We have already seen that the Chinese Government derives a good round sum in the shape of customs from opium, and it is not unnatural to suppose that, as the present condition of Obina, both as regards, political power, population, and material wellbeing, affords no reason to appre- hend that opium-smoking has produced any worse effect on the national tempEer and character than spirit-drinking has among ourselves, this enn- venient revenue, which has proved of such in- calculable value to the public coffers, has to a great extent reconciled their minds to the actual condition of this question. Of course there are those among the older Ministers at Pekin who would favour a return to the original policy of the empire, and who make the most copital tbey can out of the petitions presented to the Throne by enthusiastic literati or by youthful aspirants to official rank. But facts are not to be overcome either by rhetoric or by reference to a period,of Arcadian simplicity, and the necessities of the Chinese Government are just as real as those of the Indian Administration, and admit as little of rash experiments being made. The actiou of the Pekin Cabinet, whenever it comes to the resolu- tion to take action, will, therefore, probably be in the direction of obtaining an increase in the amount of the customs raised on opiums, and the recent visit to Simla of a secretary of the Minister Li Hung-Ohang may be considered as a first step in this direction. Both the Chinese and onurselves will then have anxiously to consider whether the consumption of Indian opium, which is already a costly luxury beyond the reach of all save the wealthy, vvill adrmit of any further burden being placed upon it without entailing a diminution in the quantity purchased. Of. course, so far as can be practically arranged, this result should not be deplored, as opium certainly comes under the category of those articles from which we should hope to derive " the ma.rimum of revenue with the minimum of consumption ;" but there is risk here as in other things of killing the goose that laid the golden egg.

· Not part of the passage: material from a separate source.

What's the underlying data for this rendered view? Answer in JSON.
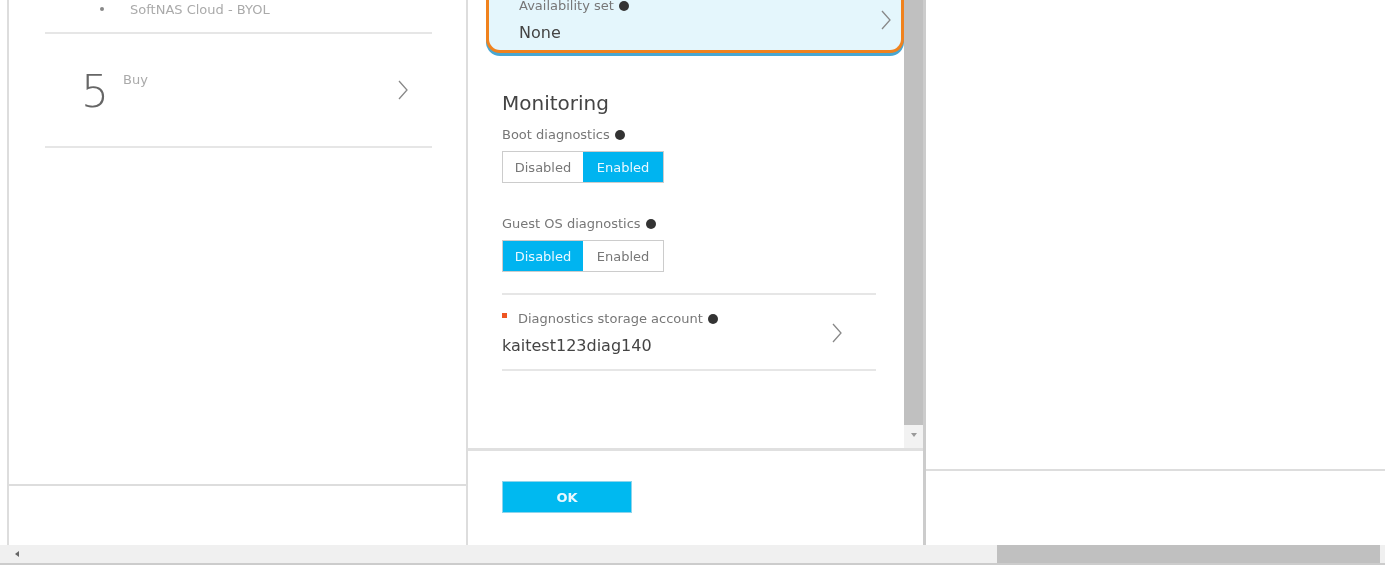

The action of the Chinese Government is further hampored by the remarkable increase that has lately taken place in the cultivation of the opium poppy in the south-western province of Yunnan and in the adjoining provmco of Szechuen. Captain Gill, Mr. Baker, and several other travellers in this quarter bear testimony to the fact of the great increase that has taken place in the cultivation of the opium poppy; and of the prevalent nature of the fashion of opium-smoking in this part of China, where Indian opium is simply unknown, there can be no question. It is a common saying with the people there that "while you find an opium-pipe in every house in Eweichow you find one in every room in Yunnan. " There can also be no doubt that the practice is spreading among the people, and that the area under cultivation to meet the demand is annnally growing larger and larger. Despite official pro- testations that the Government is desirous and resolved to put down by every means in its power the use of opium within its borders, the plain fact remains that within the last ten years the cultiva- tion of native opium has gone on rapidly increas- ing; and tho Pekin authorities bave been either unable or unwilling to suppress this increased home production of a drug which they have denounced as a " flowing poison," and as coming under the ban of all honourable men. Their diplo- matic action must necessarily be seriously ham- pered by these facts,and when we consider that the Chinese taste for opium, confirmed by the lapse of time, can without difficulty be satisfied both from native growths and from Persia should the supply of the Indian opium be stopped or withdrawn, it will be admitted that even the somewhat exag- gerated moral arguments or indncements brought f orward against the ImaintenanCe of our trade in this article lose the little force they possessed and fall to the ground. The probability is that, if tho Chinese Government take any steps at all in the matter, they will be in the direction of a revision of the tariff. Beyond the trade ports oDium is now under the complete control of the Cuhinese, and tbey can pass what internal regulations and laws as to its transit they like. It brings at preseut into their coffers a useful sum of ne iy one million pounds sterling per annum.


Източник: The Times, January 4, 1882, p. 4